The Most Reverend Roger William Bede Vaughan, Catholic Archbishop of Sydney and author, was born in Ross, Herefordshire, England in 1834 to a prominent and wealthy family with a tradition of leadership in the Catholic Church. Vaughan began his illustrious career in 1853, when he was accepted in to the Benedictine Order and took the name Brother Bede. In 1855 his father sent him to Rome to further his studies and four years later in 1859 he was ordained a priest. In 1861 he took the position of Professor of Philosophy at Belmont near Hereford and served as Cathedral Prior from 1862-1873. It was during this time that he wrote The Life and Labours of St. Thomas of Aquinus in two volumes.
Although reluctant and somewhat unhappy with his position at Belmont, Vaughan accepted an appointment as Coadjutor-Archbishop of Sydney in 1873. Once in his position in Sydney, Vaughan found that his ideas on running the Church clashed with those of Archbishop Polding's and promptly set out to make changes. It was only in 1877 upon Polding's death that Vaughan succeeded as Archbishop of Sydney.
During his time as Archbishop, Vaughan defended Catholic rights and created an education system which was strengthened by sound financial administration and good religious teachers so that between 1873-83 the number of schools and pupils in Sydney more than doubled.
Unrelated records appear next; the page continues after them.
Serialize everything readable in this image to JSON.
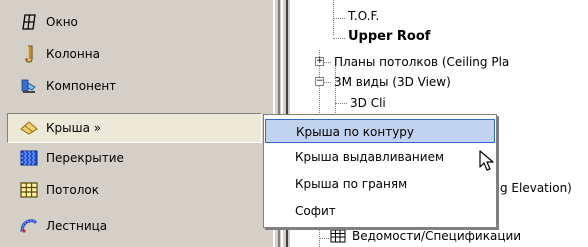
{
  "design_bar": {
    "items": [
      {
        "label": "Окно",
        "icon": "window-icon"
      },
      {
        "label": "Колонна",
        "icon": "column-icon"
      },
      {
        "label": "Компонент",
        "icon": "component-icon"
      },
      {
        "label": "Крыша »",
        "icon": "roof-icon"
      },
      {
        "label": "Перекрытие",
        "icon": "floor-icon"
      },
      {
        "label": "Потолок",
        "icon": "ceiling-icon"
      },
      {
        "label": "Лестница",
        "icon": "stair-icon"
      }
    ]
  },
  "project_browser": {
    "rows": [
      {
        "label": "T.O.F."
      },
      {
        "label": "Upper Roof"
      },
      {
        "label": "Планы потолков (Ceiling Pla"
      },
      {
        "label": "3М виды (3D View)"
      },
      {
        "label": "3D Cli"
      },
      {
        "label": "g Elevation)"
      },
      {
        "label": "Ведомости/Спецификации"
      }
    ],
    "expander_plus": "+",
    "expander_minus": "−"
  },
  "popup_menu": {
    "items": [
      {
        "label": "Крыша по контуру"
      },
      {
        "label": "Крыша выдавливанием"
      },
      {
        "label": "Крыша по граням"
      },
      {
        "label": "Софит"
      }
    ],
    "highlighted_index": 0
  },
  "colors": {
    "panel_bg": "#d4d0c8",
    "menu_highlight": "#c1d2ee",
    "menu_highlight_border": "#316ac5"
  }
}
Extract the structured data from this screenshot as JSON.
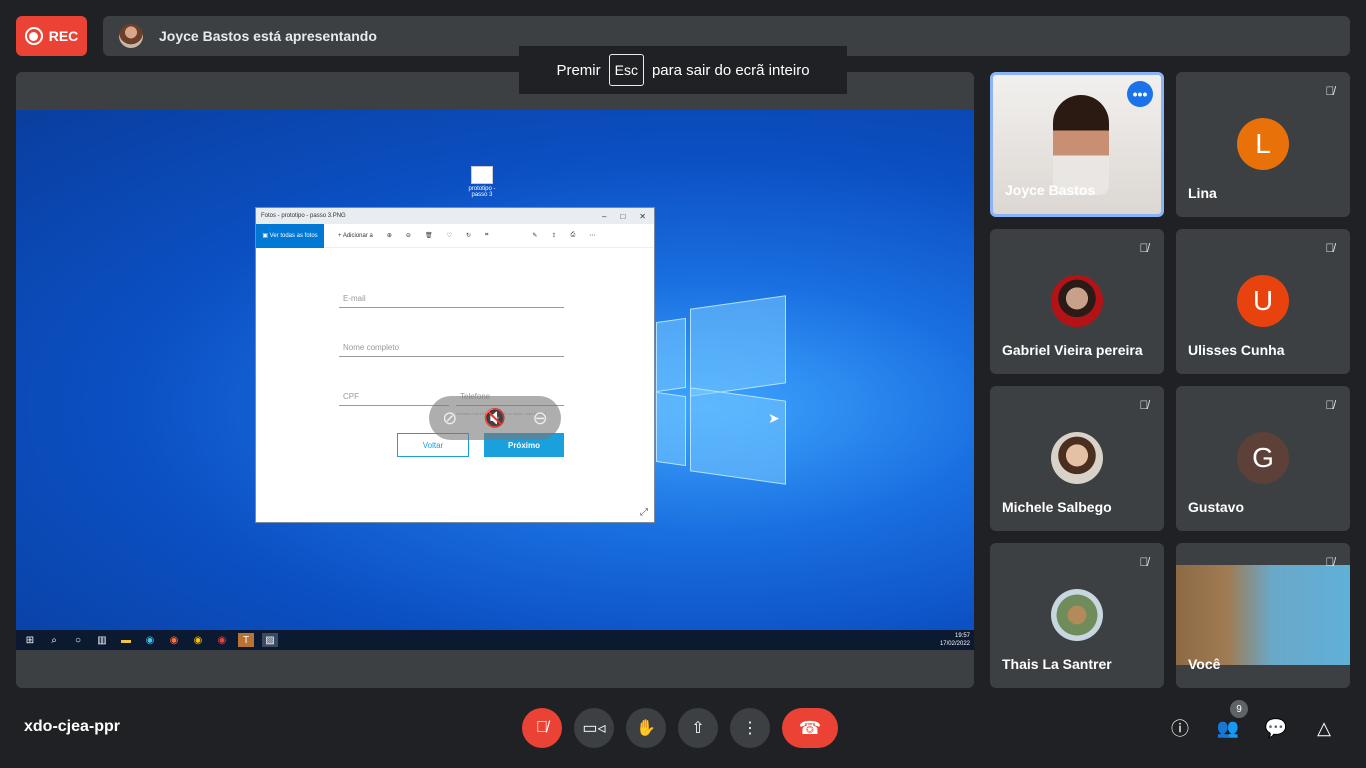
{
  "top": {
    "rec_label": "REC",
    "presenter_text": "Joyce Bastos está apresentando",
    "esc_tip": {
      "before": "Premir",
      "key": "Esc",
      "after": "para sair do ecrã inteiro"
    }
  },
  "screen_share": {
    "desktop_icon_label": "prototipo - passo 3",
    "window": {
      "title": "Fotos - prototipo - passo 3.PNG",
      "toolbar": {
        "all_photos": "Ver todas as fotos",
        "add_to": "Adicionar a"
      },
      "form": {
        "email_placeholder": "E-mail",
        "name_placeholder": "Nome completo",
        "cpf_placeholder": "CPF",
        "phone_placeholder": "Telefone",
        "phone_hint": "Número com DDD e dígito 9 no início, caso houver",
        "back_label": "Voltar",
        "next_label": "Próximo"
      }
    },
    "taskbar": {
      "time": "19:57",
      "date": "17/02/2022"
    }
  },
  "participants": [
    {
      "name": "Joyce Bastos",
      "kind": "video",
      "menu_icon": "more-icon"
    },
    {
      "name": "Lina",
      "kind": "letter",
      "letter": "L",
      "color": "#e8710a",
      "muted": true
    },
    {
      "name": "Gabriel Vieira pereira",
      "kind": "photo",
      "muted": true
    },
    {
      "name": "Ulisses Cunha",
      "kind": "letter",
      "letter": "U",
      "color": "#e8430f",
      "muted": true
    },
    {
      "name": "Michele Salbego",
      "kind": "photo",
      "muted": true
    },
    {
      "name": "Gustavo",
      "kind": "letter",
      "letter": "G",
      "color": "#5d4037",
      "muted": true
    },
    {
      "name": "Thais La Santrer",
      "kind": "photo",
      "muted": true
    },
    {
      "name": "Você",
      "kind": "video",
      "muted": true
    }
  ],
  "bottom": {
    "meeting_code": "xdo-cjea-ppr",
    "people_count": "9"
  },
  "colors": {
    "accent_red": "#ea4335",
    "tile_bg": "#3c4043",
    "page_bg": "#202124",
    "highlight": "#8ab4f8"
  }
}
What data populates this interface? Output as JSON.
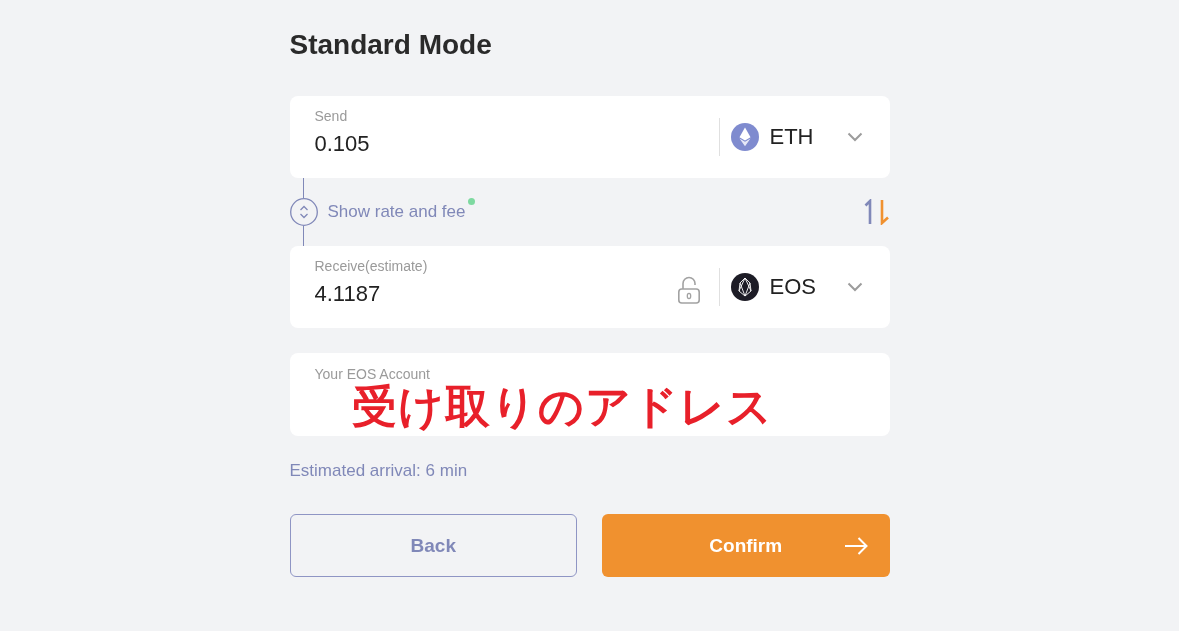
{
  "title": "Standard Mode",
  "send": {
    "label": "Send",
    "value": "0.105",
    "currency": "ETH"
  },
  "rate_toggle": {
    "label": "Show rate and fee",
    "notification": true
  },
  "receive": {
    "label": "Receive(estimate)",
    "value": "4.1187",
    "currency": "EOS",
    "locked": false
  },
  "account": {
    "label": "Your EOS Account"
  },
  "annotation": "受け取りのアドレス",
  "estimated_arrival": "Estimated arrival: 6 min",
  "buttons": [
    {
      "label": "Back",
      "kind": "secondary"
    },
    {
      "label": "Confirm",
      "kind": "primary"
    }
  ]
}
Vaughan's relentless work eventually became a physical strain, which saw his health rapidly deteriorate, and whilst stopping at Liverpool, England, on his way to recruit teachers in Rome in 1883, he died suddenly in his sleep. He was buried at Belmont but was later re-interred in the crypt of St. Mary's Cathedral, Sydney in 1946.